Problem description -
Go through the entries below and copy each line containing the word "this".

[Page and application data records]
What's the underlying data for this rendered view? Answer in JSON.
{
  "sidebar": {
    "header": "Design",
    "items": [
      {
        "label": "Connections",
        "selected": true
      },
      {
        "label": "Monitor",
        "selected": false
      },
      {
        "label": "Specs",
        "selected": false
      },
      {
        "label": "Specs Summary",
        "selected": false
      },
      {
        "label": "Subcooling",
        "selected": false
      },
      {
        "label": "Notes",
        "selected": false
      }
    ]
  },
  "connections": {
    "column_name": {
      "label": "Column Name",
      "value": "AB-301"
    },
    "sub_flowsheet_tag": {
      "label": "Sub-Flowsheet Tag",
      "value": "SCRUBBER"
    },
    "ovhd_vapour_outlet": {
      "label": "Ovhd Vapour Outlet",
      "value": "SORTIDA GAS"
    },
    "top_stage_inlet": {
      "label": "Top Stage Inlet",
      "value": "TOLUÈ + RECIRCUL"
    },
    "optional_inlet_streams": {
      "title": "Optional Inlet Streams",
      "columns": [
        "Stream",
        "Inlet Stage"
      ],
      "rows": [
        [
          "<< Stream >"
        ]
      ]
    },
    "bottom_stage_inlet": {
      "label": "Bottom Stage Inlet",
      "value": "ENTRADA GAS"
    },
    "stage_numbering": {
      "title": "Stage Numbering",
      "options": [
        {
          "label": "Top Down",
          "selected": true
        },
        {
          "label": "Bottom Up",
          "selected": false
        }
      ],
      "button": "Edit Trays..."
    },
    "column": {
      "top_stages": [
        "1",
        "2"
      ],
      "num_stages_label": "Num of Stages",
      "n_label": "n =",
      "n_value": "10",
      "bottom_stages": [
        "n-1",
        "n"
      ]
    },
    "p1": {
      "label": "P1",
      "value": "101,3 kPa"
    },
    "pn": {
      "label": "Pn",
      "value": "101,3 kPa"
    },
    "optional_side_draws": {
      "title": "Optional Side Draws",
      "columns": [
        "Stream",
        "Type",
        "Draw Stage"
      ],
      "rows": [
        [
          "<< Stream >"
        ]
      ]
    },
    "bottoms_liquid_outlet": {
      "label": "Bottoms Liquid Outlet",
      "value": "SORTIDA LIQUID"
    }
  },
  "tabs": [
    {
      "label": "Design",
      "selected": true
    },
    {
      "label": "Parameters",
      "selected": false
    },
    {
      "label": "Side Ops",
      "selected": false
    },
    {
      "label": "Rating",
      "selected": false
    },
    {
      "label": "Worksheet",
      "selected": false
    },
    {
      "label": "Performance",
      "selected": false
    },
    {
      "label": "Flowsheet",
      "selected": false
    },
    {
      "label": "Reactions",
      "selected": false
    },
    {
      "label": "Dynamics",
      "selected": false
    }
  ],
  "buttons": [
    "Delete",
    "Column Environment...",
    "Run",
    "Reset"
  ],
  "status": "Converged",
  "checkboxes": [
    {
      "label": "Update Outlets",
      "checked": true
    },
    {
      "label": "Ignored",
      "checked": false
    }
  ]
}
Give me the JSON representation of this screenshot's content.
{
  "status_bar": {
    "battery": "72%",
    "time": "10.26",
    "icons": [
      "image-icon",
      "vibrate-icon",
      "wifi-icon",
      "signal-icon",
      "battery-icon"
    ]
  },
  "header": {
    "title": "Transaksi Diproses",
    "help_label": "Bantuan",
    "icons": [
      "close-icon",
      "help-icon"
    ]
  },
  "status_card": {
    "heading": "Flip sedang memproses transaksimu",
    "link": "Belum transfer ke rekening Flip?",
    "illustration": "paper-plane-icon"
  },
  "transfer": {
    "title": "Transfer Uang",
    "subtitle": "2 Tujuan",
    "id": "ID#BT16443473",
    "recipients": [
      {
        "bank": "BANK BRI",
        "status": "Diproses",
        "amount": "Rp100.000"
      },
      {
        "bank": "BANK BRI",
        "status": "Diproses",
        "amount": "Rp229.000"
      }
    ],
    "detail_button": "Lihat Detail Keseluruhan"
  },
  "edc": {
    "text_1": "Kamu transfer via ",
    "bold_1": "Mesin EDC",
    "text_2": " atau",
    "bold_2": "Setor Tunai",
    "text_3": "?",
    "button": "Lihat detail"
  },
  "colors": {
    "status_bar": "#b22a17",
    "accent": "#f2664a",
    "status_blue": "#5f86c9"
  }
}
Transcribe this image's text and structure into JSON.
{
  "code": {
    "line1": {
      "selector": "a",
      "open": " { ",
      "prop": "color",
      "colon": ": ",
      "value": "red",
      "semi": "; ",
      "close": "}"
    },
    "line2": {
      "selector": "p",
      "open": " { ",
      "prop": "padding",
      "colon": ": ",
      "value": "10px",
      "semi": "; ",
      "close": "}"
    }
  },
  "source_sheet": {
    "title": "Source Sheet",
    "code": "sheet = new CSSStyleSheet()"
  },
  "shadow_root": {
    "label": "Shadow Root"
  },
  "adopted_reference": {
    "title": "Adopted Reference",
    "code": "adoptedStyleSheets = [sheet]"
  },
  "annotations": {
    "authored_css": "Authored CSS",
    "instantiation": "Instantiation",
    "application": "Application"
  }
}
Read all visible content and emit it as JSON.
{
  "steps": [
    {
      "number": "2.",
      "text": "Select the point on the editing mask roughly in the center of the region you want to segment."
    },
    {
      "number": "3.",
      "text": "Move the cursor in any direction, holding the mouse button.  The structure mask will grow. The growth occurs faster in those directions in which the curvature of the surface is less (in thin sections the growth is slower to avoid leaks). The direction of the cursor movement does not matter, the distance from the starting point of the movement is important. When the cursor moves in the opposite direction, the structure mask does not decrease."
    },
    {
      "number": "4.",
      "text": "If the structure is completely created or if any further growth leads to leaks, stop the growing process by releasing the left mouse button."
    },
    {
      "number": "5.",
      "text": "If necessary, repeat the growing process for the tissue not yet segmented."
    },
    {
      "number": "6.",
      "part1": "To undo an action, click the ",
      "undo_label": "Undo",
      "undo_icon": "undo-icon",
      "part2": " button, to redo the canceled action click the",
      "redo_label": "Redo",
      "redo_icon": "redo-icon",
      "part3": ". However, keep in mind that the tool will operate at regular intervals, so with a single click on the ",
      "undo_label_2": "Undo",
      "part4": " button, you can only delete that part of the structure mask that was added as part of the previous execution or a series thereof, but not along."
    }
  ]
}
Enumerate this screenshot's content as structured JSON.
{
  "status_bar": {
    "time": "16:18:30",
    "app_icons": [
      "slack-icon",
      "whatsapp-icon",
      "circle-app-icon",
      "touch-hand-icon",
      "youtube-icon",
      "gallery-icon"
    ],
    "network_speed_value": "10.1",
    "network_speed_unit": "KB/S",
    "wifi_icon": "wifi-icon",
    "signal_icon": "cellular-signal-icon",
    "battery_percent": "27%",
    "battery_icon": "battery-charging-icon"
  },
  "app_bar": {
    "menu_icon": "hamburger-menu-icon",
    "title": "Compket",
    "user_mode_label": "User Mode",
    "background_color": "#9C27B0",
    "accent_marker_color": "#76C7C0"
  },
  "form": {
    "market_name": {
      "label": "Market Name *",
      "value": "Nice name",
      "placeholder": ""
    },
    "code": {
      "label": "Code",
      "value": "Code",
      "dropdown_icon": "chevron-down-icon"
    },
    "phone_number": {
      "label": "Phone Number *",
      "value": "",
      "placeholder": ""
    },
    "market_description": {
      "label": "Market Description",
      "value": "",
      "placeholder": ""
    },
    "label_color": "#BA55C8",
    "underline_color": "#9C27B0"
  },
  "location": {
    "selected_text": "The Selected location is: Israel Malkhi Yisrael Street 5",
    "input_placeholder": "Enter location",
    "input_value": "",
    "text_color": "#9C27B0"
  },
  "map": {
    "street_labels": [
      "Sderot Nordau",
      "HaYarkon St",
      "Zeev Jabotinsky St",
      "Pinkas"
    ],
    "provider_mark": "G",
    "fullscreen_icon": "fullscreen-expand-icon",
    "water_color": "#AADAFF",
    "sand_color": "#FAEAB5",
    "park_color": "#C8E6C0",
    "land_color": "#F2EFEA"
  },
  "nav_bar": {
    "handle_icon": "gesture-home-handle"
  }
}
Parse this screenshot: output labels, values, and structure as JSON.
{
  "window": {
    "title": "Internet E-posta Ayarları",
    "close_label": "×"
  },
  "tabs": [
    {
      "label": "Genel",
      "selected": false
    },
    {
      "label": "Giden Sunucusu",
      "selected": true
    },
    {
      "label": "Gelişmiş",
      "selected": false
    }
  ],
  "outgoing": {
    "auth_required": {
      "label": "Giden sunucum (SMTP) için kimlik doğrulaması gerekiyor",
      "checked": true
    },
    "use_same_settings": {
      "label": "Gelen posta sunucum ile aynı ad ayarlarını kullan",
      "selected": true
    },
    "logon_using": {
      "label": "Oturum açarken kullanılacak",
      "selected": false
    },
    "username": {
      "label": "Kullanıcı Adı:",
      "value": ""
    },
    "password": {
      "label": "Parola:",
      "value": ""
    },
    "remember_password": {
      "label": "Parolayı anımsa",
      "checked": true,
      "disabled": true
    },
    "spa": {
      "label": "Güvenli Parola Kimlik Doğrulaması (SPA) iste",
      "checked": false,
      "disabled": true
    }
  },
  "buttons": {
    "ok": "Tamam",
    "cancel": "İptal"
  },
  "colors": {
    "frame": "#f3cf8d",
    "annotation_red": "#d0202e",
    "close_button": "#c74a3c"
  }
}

Solution to the problem -
What's the underlying data for this rendered view? Answer in JSON.
Give me the JSON representation of this screenshot's content.
Transcribe this image's text and structure into JSON.
Enumerate this screenshot's content as structured JSON.
Parse this screenshot: output labels, values, and structure as JSON.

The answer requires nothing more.